Task directions:
Go through the records and count the lines where the string "screenshot" occurs. Reply with the number only.

═════ Supplied data

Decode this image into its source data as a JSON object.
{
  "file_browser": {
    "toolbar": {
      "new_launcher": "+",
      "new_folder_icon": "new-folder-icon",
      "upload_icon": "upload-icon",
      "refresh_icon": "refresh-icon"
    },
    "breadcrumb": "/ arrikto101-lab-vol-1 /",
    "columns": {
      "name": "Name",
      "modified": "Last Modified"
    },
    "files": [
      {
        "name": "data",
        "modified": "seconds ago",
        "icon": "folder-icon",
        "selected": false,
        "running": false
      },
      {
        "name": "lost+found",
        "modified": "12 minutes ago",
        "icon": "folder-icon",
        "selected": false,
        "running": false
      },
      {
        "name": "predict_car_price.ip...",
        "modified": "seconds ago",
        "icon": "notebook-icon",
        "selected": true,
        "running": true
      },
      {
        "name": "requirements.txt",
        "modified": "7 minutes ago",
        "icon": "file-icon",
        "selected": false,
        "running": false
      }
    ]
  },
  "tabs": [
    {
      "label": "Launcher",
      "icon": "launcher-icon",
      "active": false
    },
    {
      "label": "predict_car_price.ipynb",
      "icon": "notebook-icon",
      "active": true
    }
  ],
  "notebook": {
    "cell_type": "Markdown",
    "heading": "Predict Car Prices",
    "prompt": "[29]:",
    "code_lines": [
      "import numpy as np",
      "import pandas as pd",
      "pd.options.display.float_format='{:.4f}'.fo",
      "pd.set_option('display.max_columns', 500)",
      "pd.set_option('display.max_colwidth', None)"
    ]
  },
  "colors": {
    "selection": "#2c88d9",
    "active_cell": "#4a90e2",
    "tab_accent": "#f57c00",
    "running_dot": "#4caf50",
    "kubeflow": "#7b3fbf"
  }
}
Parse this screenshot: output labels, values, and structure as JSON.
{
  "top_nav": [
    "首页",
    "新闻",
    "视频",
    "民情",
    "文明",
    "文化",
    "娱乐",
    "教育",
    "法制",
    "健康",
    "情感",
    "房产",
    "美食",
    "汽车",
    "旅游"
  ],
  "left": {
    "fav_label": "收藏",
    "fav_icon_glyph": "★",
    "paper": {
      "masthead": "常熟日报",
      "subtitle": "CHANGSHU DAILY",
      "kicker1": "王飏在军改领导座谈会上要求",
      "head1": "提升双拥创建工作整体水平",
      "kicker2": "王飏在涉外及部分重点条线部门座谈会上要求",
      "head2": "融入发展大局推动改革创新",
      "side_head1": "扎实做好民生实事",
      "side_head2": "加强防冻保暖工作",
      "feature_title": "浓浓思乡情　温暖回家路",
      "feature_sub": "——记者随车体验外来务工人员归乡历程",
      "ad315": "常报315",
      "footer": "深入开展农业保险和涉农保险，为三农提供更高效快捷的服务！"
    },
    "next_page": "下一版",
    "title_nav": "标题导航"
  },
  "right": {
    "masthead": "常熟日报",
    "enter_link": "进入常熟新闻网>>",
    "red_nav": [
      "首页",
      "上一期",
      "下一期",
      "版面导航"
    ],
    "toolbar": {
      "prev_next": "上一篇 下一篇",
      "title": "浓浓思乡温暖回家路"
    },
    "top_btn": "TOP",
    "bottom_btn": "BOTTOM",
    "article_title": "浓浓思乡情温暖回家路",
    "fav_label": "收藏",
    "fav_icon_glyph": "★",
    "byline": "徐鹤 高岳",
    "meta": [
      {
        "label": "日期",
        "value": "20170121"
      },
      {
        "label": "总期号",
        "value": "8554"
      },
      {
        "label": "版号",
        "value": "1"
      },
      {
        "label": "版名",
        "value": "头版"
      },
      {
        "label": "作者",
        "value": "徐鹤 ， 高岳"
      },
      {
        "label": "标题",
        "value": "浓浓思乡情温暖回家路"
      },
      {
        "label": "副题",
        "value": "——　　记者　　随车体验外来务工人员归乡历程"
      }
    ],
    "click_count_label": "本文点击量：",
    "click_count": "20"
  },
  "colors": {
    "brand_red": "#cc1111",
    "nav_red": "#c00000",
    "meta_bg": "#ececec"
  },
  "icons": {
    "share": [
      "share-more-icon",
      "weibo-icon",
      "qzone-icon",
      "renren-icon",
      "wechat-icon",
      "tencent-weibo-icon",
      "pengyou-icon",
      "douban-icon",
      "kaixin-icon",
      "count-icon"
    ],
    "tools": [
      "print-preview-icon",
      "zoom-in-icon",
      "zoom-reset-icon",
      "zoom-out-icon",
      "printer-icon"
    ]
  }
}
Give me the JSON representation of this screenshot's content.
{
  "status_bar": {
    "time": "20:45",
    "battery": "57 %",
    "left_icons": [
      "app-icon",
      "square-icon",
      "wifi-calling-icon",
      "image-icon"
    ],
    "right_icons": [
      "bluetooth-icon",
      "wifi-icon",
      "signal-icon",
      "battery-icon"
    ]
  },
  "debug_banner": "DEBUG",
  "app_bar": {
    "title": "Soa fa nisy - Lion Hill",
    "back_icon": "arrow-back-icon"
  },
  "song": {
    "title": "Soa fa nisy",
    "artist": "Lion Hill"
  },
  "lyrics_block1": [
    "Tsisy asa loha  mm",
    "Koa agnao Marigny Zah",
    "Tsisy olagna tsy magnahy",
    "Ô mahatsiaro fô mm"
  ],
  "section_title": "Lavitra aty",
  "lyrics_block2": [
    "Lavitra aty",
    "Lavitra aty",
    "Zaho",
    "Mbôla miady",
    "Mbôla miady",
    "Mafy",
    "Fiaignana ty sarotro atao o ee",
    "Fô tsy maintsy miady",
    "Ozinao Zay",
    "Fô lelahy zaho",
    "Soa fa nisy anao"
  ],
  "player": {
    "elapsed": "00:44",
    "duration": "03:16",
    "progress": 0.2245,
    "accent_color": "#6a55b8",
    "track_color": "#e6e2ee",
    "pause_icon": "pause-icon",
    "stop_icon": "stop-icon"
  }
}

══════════

Reply to the exercise:
2